Sunday is the last chance for diners to visit The Proud Bird before construction begins on an extensive remodeling effort that aims to take the 1967 restaurant to new heights Rendering courtesy of Specialty Restaurants Corporation

Sunday is the last chance for diners to visit The Proud Bird before construction begins on an extensive remodeling effort that aims to
take the 1967 restaurant to new heights
Rendering courtesy of Specialty Restaurants Corporation

Aviation-themed restaurant to undergo $7.5-million museum-quality makeover

By Joe Piasecki

It wasn’t that long ago that The Proud Bird, a Westchester institution since 1967, was slated to close for good.

Now the aviation-themed restaurant buzzed routinely by incoming LAX flights is about to invest $7.5 million into a modernization effort that will play up its museum-like qualities and reinvent the space as a 21st-century dining hall.

The vintage aircraft parked on the restaurant’s north lawn will remain, but soon diners will be able to eat and drink under their wingspans while watching present-day airplanes approach the runway.

“This is going to be an immersive experience celebrating aviation,” said James McKennon, chief operating officer of The Proud Bird parent company Specialty Restaurants Corporation.

Sunday is the last chance for diners to visit The Proud Bird before it temporarily closes for renovations.

Plans for a grand reopening are set for December, said Specialty Restaurants Corporation President John Tallichet. He’s the son of the late David Tallichet, who founded The Proud Bird in 1967.

Tallichet announced possible closure of The Proud Bird in December 2013, prompting a community campaign to save the restaurant that led to a 20-year lease extension on condition of a remodel.

He unveiled renderings of the 50,000-square-foot restaurant’s new design last week during a celebration of The Proud Bird’s history that featured members of the fabled Tuskegee Airmen World War II fighter group.

The Proud Bird’s main dining area is slated to become a high-ceilinged showcase for aviation artifacts and interactive exhibits.

“We wanted to display our artifacts in a way that gives them the attention and respect I think they deserve — really bring this stuff out for show and make it educational,” Tallichet said.

The Proud Bird’s vintage Curtiss P-40 Warhawk will be visible to passersby through a glass window above the south entrance, but the restaurant’s flight path-facing north façade will retain much of its original 1960s design. The north lawn will be opened up so that visitors can dine and drink craft beer or cocktails among the restaurant’s fleet of historic planes.

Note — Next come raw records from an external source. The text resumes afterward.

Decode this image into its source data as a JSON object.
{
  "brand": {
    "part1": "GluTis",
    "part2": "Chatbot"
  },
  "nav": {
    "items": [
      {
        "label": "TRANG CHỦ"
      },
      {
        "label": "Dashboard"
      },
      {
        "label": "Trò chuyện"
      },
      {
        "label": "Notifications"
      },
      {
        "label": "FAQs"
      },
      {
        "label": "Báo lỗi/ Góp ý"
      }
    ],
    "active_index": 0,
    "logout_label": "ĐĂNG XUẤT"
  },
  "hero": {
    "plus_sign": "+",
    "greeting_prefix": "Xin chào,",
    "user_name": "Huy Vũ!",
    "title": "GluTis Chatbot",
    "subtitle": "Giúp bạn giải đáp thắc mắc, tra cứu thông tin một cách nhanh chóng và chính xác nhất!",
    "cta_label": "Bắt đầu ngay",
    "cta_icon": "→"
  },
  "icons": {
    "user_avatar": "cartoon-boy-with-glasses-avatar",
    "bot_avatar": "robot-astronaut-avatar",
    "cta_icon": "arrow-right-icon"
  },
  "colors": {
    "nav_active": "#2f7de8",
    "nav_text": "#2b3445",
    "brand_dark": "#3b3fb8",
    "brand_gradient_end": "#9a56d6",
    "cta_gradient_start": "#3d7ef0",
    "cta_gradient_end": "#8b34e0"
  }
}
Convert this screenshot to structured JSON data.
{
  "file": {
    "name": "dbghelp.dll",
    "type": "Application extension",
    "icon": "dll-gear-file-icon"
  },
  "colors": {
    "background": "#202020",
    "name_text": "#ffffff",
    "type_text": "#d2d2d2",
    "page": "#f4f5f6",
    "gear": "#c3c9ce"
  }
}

The Flight Path Learning Center at LAX plans to loan additional artifacts to The Proud Bird, museum President Lynne Adelman said, and Tallichet hopes to partner with Space X for exhibits on the future of commercial spaceflight.

“My dad liked to honor the past. I hope to keep the past relevant while keeping people up on what’s happening now and in the future,” Tallichet said.

The Proud Bird remodel also aims to honor local culinary culture by transitioning the restaurant into more of a dining hall setting, with various food kiosks serving specialty dishes. It’s not a food court, McKennon said, but a setup that will allow The Proud Bird’s cooks to collaborate with other L.A. area restaurants and offer diners expanded menu choices.

They’re already talking barbecue recipes with Bludso’s BBQ in Compton, he said.

Restaurant seating will be scattered among the various museum-style exhibits.

“The vision is that people like to hang out here,” said Tallichet, “so let’s give them more space.”

joe@argonautnews.com